The government has sent a bill to unify different pension systems for public servants and private school teachers, on one hand, and corporate workers, on the other. The Diet should thoroughly discuss the bill since it will lay a long-term foundation for the nation's pension system.
At present, the premium rate for the kosei nenkin pension system for corporate workers is 16.412 percent of their monthly wages. It is to be raised to 18.3 percent from September 2017. The rate for the kyosai nenkin pension systems for national and local public servants is now 15.862 percent. It is to be raised to the same 18.3 percent one year later. The rate for the kyosai nenkin system for private school teachers is now 13.292 percent.
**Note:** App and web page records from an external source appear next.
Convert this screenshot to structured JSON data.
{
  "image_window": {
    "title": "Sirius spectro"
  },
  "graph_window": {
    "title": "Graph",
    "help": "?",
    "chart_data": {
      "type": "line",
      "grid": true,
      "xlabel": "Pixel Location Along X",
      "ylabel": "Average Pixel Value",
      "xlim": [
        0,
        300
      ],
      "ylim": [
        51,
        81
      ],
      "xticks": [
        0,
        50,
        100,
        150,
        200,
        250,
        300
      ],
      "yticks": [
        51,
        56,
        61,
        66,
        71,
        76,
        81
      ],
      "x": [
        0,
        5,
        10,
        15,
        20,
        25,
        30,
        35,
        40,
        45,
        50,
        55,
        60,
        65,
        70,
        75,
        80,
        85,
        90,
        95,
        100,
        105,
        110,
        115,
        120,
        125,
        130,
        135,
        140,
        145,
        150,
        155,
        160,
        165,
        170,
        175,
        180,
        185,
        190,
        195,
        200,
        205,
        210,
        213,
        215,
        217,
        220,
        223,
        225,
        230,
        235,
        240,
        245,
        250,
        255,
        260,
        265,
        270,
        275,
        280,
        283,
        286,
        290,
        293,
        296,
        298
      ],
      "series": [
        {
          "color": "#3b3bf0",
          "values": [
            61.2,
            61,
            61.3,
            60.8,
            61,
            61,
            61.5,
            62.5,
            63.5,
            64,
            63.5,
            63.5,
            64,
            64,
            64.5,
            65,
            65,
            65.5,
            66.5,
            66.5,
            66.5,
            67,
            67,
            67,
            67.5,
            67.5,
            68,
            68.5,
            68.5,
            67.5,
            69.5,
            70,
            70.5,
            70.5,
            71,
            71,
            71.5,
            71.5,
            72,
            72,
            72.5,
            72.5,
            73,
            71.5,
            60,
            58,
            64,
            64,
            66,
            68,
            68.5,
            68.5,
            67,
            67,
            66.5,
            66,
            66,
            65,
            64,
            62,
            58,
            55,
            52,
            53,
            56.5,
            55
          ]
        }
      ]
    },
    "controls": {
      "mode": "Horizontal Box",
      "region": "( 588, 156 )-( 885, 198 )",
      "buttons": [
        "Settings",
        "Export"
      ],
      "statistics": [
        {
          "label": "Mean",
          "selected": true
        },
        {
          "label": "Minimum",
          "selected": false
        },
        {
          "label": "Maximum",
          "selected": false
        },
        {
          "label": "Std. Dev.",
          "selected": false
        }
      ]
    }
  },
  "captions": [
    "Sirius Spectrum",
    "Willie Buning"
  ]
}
It is to be increased to the same 18.3 percent from April 2027.
Under the bill, the names of the different systems will be unified as the kosei nenkin system in October 2015. The eventual purpose is to create a system in which public servants, private school teachers and corporate workers pay the same amount of premiums and receive the same amount of pension benefits.
Currently the kyosai nenkin systems give an additional monthly benefit of about ¥20,000 on the average. No additional premium payment is required from public servants and private school teachers for them to receive this additional benefit. The bill will abolish this system. But the government envisages creating a new additional benefit system for public servants and private school teachers that will require them to pay an additional premium.
At present, if the spouse or children living on the survivor's pension of a deceased worker die, the spouse's parents or grandchildren inherit the right to receive the pension benefits. The new bill will abolish this system.
If current economic conditions continue, it will become difficult to secure the current level of pension benefits. The government must fully explain why it thinks the 18.3 percent premium rate is adequate. According to a government plan, of some ¥45 trillion funds accumulated by the kyosai nenkin systems, only about ¥24 trillion will be transferred to the kosei nenkin systems. The rest will be used to pay additional benefits to public servants and private school teachers. All funds should be transferred to the kosei nenkin system to assure payment of ordinary pension benefits.